ASSIGNMENT: Every line that contains "JSON" must be located and copied from the data.
━━━ EXTRACTED INFORMATION
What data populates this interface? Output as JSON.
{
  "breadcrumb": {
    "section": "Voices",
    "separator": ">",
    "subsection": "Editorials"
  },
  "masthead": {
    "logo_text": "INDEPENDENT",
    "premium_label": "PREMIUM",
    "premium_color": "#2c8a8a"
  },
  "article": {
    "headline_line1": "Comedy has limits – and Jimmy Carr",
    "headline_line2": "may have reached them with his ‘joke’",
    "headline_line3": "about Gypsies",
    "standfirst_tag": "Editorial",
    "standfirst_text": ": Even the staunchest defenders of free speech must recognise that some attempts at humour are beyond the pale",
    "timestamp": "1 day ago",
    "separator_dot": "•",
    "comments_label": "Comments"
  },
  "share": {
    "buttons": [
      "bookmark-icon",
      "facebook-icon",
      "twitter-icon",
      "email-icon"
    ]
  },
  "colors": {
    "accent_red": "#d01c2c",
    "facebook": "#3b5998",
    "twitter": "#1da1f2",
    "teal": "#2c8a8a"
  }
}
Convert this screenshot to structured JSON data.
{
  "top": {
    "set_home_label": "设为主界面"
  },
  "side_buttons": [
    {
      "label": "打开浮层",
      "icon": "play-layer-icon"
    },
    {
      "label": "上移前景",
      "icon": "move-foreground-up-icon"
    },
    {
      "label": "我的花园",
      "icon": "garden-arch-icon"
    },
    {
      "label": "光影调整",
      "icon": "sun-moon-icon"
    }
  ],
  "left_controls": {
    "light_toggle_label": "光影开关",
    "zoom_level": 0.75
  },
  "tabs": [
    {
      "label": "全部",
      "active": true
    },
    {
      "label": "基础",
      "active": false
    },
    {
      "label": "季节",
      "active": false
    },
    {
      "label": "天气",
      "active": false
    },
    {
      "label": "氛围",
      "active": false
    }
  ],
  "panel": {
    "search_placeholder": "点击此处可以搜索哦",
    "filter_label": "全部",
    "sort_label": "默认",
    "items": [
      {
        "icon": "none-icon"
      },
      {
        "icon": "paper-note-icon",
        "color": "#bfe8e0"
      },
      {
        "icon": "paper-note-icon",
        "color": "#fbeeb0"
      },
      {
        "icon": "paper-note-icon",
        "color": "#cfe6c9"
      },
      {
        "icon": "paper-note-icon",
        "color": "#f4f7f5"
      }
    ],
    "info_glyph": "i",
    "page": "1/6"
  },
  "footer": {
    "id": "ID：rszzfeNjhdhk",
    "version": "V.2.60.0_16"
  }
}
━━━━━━
ANSWER SPACE:
What data populates this interface? Output as JSON.
Convert this screenshot to structured JSON data.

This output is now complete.